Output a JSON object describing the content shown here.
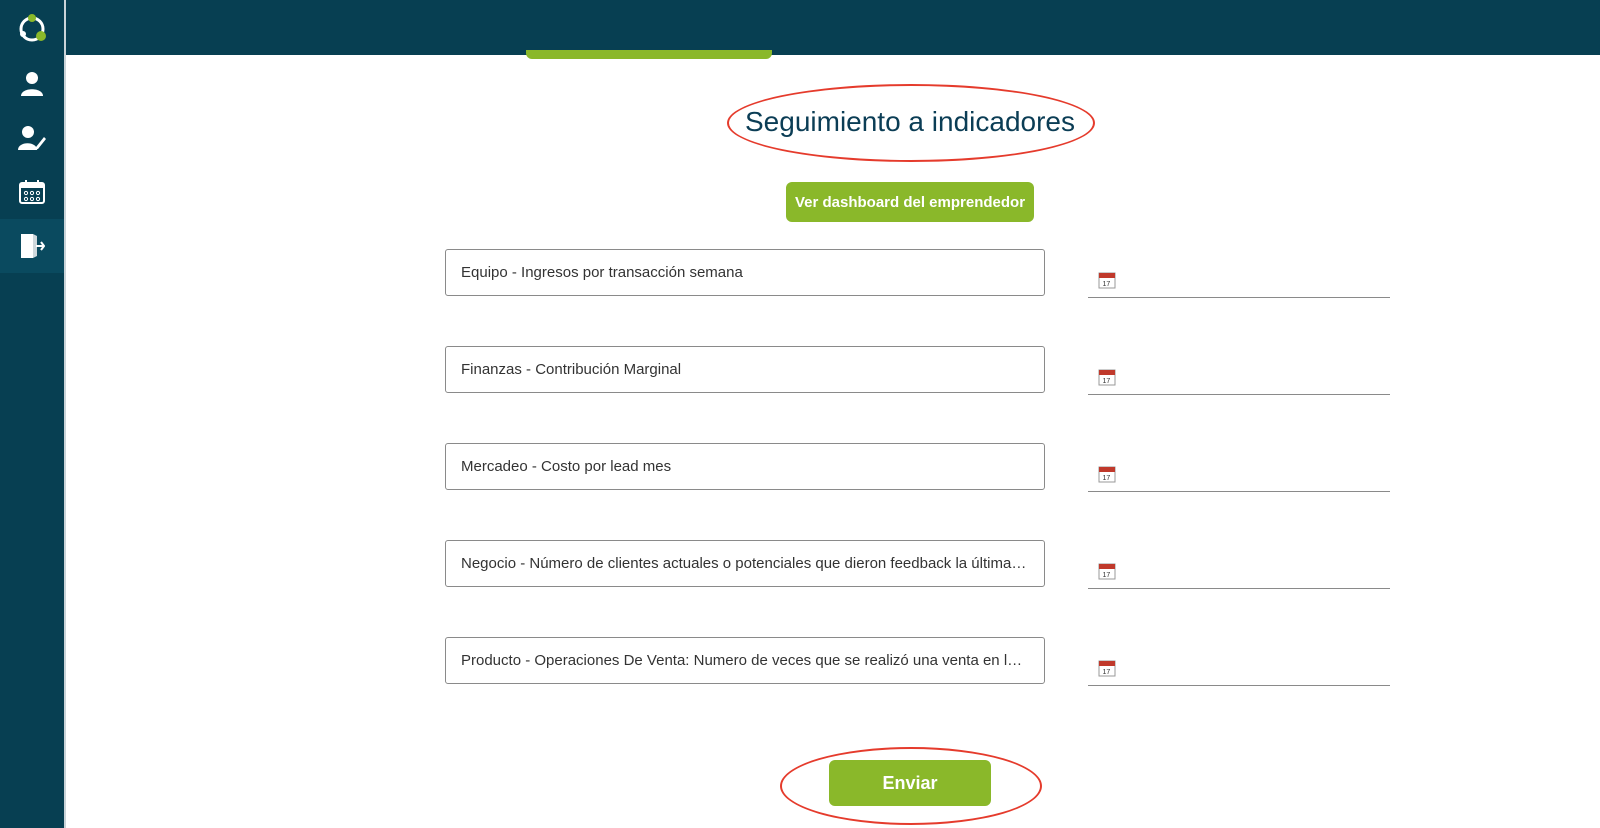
{
  "nav": {
    "icons": [
      "app-logo",
      "user-icon",
      "user-edit-icon",
      "calendar-icon",
      "exit-icon"
    ]
  },
  "page": {
    "title": "Seguimiento a indicadores",
    "dashboard_button": "Ver dashboard del emprendedor",
    "send_button": "Enviar"
  },
  "indicators": [
    {
      "value": "Equipo - Ingresos por transacción semana"
    },
    {
      "value": "Finanzas - Contribución Marginal"
    },
    {
      "value": "Mercadeo - Costo por lead mes"
    },
    {
      "value": "Negocio - Número de clientes actuales o potenciales que dieron feedback la última semana"
    },
    {
      "value": "Producto - Operaciones De Venta: Numero de veces que se realizó una venta en los últimos"
    }
  ],
  "colors": {
    "header": "#073f52",
    "accent_green": "#8ab82a",
    "title_text": "#0b3d55",
    "highlight_red": "#e53b2c"
  }
}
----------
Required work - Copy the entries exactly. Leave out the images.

Output of the exercise -
Output a JSON object describing the content shown here.
{
  "nav": {
    "icons": [
      "app-logo",
      "user-icon",
      "user-edit-icon",
      "calendar-icon",
      "exit-icon"
    ]
  },
  "page": {
    "title": "Seguimiento a indicadores",
    "dashboard_button": "Ver dashboard del emprendedor",
    "send_button": "Enviar"
  },
  "indicators": [
    {
      "value": "Equipo - Ingresos por transacción semana"
    },
    {
      "value": "Finanzas - Contribución Marginal"
    },
    {
      "value": "Mercadeo - Costo por lead mes"
    },
    {
      "value": "Negocio - Número de clientes actuales o potenciales que dieron feedback la última semana"
    },
    {
      "value": "Producto - Operaciones De Venta: Numero de veces que se realizó una venta en los últimos"
    }
  ],
  "colors": {
    "header": "#073f52",
    "accent_green": "#8ab82a",
    "title_text": "#0b3d55",
    "highlight_red": "#e53b2c"
  }
}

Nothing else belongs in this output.